── Extracted information
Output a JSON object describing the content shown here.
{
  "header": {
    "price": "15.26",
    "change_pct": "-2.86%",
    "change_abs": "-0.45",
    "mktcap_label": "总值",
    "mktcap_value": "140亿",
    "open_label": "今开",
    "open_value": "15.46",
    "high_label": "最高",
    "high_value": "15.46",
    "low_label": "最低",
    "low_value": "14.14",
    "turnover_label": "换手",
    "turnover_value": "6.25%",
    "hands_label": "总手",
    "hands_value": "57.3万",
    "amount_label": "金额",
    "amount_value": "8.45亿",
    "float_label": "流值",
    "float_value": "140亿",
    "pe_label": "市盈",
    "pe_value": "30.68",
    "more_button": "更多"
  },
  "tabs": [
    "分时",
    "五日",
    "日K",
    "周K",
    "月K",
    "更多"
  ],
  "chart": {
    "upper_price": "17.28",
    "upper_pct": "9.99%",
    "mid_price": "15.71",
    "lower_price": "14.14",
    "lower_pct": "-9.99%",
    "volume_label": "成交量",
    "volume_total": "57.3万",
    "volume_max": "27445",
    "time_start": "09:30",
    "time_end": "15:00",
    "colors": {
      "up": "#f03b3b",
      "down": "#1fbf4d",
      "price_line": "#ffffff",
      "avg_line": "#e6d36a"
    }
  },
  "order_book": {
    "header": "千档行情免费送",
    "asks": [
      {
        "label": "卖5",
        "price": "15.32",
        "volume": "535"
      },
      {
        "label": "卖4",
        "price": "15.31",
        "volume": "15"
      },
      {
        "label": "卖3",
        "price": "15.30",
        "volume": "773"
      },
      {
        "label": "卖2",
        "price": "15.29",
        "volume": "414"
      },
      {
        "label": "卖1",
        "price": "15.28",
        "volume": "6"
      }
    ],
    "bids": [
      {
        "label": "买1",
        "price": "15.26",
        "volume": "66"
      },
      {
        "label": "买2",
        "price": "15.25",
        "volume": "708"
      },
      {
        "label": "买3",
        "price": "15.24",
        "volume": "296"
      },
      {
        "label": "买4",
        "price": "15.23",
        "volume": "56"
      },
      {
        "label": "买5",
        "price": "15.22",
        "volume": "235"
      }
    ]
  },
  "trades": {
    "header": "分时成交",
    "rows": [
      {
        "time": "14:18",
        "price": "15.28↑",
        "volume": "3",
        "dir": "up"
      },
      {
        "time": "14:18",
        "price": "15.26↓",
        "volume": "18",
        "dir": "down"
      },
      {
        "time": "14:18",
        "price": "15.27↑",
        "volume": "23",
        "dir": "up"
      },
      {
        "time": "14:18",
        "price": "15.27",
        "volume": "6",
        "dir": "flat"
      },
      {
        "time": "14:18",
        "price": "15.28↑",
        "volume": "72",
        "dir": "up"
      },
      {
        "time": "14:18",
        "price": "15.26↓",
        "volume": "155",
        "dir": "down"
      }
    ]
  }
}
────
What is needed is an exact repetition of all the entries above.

Answer space ->
Output a JSON object describing the content shown here.
{
  "header": {
    "price": "15.26",
    "change_pct": "-2.86%",
    "change_abs": "-0.45",
    "mktcap_label": "总值",
    "mktcap_value": "140亿",
    "open_label": "今开",
    "open_value": "15.46",
    "high_label": "最高",
    "high_value": "15.46",
    "low_label": "最低",
    "low_value": "14.14",
    "turnover_label": "换手",
    "turnover_value": "6.25%",
    "hands_label": "总手",
    "hands_value": "57.3万",
    "amount_label": "金额",
    "amount_value": "8.45亿",
    "float_label": "流值",
    "float_value": "140亿",
    "pe_label": "市盈",
    "pe_value": "30.68",
    "more_button": "更多"
  },
  "tabs": [
    "分时",
    "五日",
    "日K",
    "周K",
    "月K",
    "更多"
  ],
  "chart": {
    "upper_price": "17.28",
    "upper_pct": "9.99%",
    "mid_price": "15.71",
    "lower_price": "14.14",
    "lower_pct": "-9.99%",
    "volume_label": "成交量",
    "volume_total": "57.3万",
    "volume_max": "27445",
    "time_start": "09:30",
    "time_end": "15:00",
    "colors": {
      "up": "#f03b3b",
      "down": "#1fbf4d",
      "price_line": "#ffffff",
      "avg_line": "#e6d36a"
    }
  },
  "order_book": {
    "header": "千档行情免费送",
    "asks": [
      {
        "label": "卖5",
        "price": "15.32",
        "volume": "535"
      },
      {
        "label": "卖4",
        "price": "15.31",
        "volume": "15"
      },
      {
        "label": "卖3",
        "price": "15.30",
        "volume": "773"
      },
      {
        "label": "卖2",
        "price": "15.29",
        "volume": "414"
      },
      {
        "label": "卖1",
        "price": "15.28",
        "volume": "6"
      }
    ],
    "bids": [
      {
        "label": "买1",
        "price": "15.26",
        "volume": "66"
      },
      {
        "label": "买2",
        "price": "15.25",
        "volume": "708"
      },
      {
        "label": "买3",
        "price": "15.24",
        "volume": "296"
      },
      {
        "label": "买4",
        "price": "15.23",
        "volume": "56"
      },
      {
        "label": "买5",
        "price": "15.22",
        "volume": "235"
      }
    ]
  },
  "trades": {
    "header": "分时成交",
    "rows": [
      {
        "time": "14:18",
        "price": "15.28↑",
        "volume": "3",
        "dir": "up"
      },
      {
        "time": "14:18",
        "price": "15.26↓",
        "volume": "18",
        "dir": "down"
      },
      {
        "time": "14:18",
        "price": "15.27↑",
        "volume": "23",
        "dir": "up"
      },
      {
        "time": "14:18",
        "price": "15.27",
        "volume": "6",
        "dir": "flat"
      },
      {
        "time": "14:18",
        "price": "15.28↑",
        "volume": "72",
        "dir": "up"
      },
      {
        "time": "14:18",
        "price": "15.26↓",
        "volume": "155",
        "dir": "down"
      }
    ]
  }
}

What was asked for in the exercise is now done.